It is against that backdrop that I consider Tennyson Joseph’s incisive and probing book Decolonisation in St Lucia: Politics of Global Neoliberalism, 1945 – 2010
, published in 2011, but nevertheless lacking in a thorough grounding of the dialectical and material contradictions within the political economy of St Lucia during the Kenny Anthony’s St Lucia’s Labour Party (SLP) government between 1997 and 2006, including the complexities of effecting change through a competitive parliamentary system led by a mass, broad-church social democratic party even if led by a revolutionary democrat. Despite the resonance of aspects of Joseph’s critique there is an intellectual straining to make a critical case, a stylising facts in search of a theory of exploration. The following lengthy quote from Joseph’s book illustrates my point:
“The main weakness of the SLP during its two terms in office (1997 – 2006) was its failure to devise a strategy that could effectively reestablish the link between the sovereign ambitions of the state and the economic advancement of the domestic population. Throughout the period of the SLP in government, the impact of globally hegemonic neoliberalism significantly militated against the realisation of such an objective. Indeed, the SLP’s neoliberalism effectively increased the capacity of global capitalist economic relations to influence the internal economic relations of the society. Central to the SLP’s project was a retreat by the state from activities that had previously occupied a central place in governmental activity. Typical of such a retreat was the party’s policy in the banana industry. One of the positive features of the industry prior to the neoliberal challenge was its inclusion of a large number of small farmers in the economic and political decision-making structure, through the St Lucia Banana Growers’ Association (SLBGA). In contrast, the SLP’s project of commercialization witnessed the economic and political disenfranchisement of the majority of the producers in the industry. A related policy of economic neoliberalism in other sectors of the economy resulted in a gradual but perceptible challenge to the party’s neoliberlaism within the wider society. Thus, despite the attempt by the SLP to create wider spaces for democratic expression and participation in the society, its concessions to global neoliberalism resulted in huge gaps between popular expectations and the party’s perception of its activities as progressive. The persistence of this contradiction between governmental administrative success and popular disillusionment was a critical factor in accounting for the defeat of the SLP in December 2006.”

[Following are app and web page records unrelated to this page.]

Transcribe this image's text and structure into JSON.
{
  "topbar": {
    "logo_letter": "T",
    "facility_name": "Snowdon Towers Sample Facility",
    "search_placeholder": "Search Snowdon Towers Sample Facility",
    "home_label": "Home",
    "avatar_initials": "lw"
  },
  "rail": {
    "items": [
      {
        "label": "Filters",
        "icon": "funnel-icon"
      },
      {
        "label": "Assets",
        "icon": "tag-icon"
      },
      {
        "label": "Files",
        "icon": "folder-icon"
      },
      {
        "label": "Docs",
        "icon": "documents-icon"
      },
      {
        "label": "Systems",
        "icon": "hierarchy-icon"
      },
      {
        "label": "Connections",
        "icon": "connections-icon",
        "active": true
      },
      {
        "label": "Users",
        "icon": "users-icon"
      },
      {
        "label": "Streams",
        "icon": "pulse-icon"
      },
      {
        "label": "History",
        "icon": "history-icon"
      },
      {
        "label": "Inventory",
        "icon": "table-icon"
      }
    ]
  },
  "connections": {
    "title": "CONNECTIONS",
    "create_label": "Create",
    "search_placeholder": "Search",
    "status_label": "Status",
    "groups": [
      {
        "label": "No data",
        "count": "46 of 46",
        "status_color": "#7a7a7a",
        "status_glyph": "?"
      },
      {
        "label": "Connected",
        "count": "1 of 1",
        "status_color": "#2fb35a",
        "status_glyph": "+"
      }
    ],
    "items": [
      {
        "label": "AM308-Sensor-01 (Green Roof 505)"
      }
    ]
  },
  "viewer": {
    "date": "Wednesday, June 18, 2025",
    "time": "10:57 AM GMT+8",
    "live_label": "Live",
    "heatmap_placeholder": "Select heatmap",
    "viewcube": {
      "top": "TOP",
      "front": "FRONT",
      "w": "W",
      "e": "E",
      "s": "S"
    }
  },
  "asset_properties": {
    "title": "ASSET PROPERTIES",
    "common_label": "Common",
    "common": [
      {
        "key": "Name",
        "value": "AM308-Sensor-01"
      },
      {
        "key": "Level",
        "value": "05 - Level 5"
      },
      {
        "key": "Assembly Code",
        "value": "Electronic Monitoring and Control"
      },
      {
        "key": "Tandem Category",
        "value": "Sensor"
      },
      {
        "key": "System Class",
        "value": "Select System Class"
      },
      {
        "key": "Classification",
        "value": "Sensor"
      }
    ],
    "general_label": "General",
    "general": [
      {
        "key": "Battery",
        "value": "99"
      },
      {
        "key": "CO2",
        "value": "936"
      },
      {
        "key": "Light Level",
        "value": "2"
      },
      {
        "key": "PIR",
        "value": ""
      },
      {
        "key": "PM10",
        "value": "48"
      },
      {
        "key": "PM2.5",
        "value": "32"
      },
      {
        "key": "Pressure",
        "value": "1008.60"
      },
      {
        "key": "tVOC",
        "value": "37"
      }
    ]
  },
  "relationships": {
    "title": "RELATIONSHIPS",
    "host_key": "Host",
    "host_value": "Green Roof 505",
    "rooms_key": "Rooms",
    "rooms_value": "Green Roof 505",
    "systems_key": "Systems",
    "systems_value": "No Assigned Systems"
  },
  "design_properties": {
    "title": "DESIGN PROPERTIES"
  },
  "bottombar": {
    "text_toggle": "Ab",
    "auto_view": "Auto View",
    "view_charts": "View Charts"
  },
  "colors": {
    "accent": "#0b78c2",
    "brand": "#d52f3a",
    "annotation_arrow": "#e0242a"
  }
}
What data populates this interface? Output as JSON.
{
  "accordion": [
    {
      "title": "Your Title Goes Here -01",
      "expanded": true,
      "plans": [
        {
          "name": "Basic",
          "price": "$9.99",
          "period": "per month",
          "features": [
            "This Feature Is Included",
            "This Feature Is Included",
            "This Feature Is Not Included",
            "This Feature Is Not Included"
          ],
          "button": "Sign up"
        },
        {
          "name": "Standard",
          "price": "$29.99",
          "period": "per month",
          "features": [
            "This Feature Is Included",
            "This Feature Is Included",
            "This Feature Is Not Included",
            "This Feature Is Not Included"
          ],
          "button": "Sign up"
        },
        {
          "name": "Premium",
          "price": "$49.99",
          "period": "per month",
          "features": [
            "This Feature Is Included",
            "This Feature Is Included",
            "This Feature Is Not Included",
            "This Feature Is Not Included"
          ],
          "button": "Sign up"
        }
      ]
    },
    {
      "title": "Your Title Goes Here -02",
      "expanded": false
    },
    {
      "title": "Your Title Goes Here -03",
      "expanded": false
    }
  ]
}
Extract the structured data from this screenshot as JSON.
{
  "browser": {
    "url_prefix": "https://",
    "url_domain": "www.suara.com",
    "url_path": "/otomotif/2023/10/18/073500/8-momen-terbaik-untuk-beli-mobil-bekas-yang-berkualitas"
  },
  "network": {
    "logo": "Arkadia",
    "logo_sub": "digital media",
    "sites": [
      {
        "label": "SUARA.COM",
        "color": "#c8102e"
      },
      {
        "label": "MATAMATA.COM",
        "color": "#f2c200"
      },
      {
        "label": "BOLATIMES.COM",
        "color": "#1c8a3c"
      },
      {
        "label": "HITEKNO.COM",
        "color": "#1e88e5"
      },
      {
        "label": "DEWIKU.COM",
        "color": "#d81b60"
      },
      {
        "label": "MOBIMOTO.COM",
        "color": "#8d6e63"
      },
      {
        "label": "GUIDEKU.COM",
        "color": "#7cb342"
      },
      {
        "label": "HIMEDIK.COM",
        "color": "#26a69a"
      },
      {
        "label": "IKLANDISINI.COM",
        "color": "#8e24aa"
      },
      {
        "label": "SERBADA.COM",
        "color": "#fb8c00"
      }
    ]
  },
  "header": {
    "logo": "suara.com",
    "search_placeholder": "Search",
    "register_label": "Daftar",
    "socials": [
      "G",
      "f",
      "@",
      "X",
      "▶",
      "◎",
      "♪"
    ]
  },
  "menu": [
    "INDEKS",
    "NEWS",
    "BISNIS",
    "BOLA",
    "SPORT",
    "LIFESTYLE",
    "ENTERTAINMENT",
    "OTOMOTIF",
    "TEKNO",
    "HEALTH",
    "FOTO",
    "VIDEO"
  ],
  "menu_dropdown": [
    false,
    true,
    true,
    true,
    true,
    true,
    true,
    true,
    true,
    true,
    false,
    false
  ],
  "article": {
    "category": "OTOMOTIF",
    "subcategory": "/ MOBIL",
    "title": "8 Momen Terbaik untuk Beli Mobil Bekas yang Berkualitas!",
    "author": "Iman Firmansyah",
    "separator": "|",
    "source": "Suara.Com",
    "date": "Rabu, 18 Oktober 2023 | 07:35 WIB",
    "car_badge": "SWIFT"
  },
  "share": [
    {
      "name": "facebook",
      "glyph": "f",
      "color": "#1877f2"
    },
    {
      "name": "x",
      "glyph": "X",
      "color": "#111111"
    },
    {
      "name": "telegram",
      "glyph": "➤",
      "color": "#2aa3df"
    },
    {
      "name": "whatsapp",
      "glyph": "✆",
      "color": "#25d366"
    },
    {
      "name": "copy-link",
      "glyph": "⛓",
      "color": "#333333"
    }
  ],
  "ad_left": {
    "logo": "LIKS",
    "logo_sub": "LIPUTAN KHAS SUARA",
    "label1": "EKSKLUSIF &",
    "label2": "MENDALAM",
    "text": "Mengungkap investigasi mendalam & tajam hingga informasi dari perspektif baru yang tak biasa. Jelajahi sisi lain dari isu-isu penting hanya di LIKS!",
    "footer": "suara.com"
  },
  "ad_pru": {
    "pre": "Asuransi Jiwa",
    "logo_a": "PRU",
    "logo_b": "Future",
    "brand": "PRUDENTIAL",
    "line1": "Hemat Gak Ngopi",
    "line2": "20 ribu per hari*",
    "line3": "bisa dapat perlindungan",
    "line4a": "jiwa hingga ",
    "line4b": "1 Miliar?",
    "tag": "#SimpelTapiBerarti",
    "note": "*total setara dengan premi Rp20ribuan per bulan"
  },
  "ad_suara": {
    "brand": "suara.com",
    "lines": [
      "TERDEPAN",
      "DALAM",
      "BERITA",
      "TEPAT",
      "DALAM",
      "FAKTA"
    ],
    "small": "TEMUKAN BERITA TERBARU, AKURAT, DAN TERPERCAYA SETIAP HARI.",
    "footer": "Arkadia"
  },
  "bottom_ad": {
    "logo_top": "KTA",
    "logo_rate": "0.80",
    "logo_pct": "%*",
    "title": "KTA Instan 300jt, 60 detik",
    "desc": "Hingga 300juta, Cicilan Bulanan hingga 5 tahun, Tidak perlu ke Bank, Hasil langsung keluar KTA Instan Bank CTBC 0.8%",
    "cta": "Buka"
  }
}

Frankly, there is an unrealism of much of this kind of critique; there are, too, factual inaccuracies; and the critique is insufficiently connected to the condition of the political economy, its possibilities and limitations.
The record of a progressive, social democratic government on “the left” in the OECS, that of the ULP administration in St Vincent and the Grenadines up to September 2010, is presented in a summary form in my autobiography The Making of the Comrade
. Other details, including those up to the present time, are available in various official and unofficial publications. The ULP record is impressive.
Next – Part 7: Some Issues For Ongoing Reflection
Previous – Part 5: The Revised Treaty of Basseterre 2010 – 2011